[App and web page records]

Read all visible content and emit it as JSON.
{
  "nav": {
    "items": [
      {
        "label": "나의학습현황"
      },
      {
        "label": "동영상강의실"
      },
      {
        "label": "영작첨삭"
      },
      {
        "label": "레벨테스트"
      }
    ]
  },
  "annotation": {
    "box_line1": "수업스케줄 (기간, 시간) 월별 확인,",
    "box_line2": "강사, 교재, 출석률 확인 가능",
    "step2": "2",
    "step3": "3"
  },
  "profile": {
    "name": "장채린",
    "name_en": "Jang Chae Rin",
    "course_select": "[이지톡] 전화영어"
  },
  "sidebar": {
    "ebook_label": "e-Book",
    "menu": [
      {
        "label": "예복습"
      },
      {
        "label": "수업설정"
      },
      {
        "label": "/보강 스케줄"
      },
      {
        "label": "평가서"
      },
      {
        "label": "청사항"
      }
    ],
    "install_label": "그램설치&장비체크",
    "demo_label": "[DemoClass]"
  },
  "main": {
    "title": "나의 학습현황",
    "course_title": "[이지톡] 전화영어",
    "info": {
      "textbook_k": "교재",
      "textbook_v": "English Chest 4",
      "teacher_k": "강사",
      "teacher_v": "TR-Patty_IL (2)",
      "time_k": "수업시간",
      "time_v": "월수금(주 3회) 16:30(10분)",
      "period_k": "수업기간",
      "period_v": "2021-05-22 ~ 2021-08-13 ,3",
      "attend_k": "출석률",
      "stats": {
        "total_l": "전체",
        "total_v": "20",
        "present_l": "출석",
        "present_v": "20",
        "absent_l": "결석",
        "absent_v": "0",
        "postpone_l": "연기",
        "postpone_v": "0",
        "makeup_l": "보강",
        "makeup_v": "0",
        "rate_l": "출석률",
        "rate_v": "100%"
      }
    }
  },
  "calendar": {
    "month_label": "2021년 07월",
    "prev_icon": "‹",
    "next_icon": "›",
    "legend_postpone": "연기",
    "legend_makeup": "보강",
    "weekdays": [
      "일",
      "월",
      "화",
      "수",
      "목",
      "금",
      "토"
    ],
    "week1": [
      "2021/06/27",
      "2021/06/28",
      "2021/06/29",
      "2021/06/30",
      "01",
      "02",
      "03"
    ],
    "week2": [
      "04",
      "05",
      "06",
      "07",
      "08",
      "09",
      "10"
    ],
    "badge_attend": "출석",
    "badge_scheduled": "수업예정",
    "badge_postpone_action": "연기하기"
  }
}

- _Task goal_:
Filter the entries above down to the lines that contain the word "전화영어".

- _Expected answer_:
    "course_select": "[이지톡] 전화영어"
    "course_title": "[이지톡] 전화영어",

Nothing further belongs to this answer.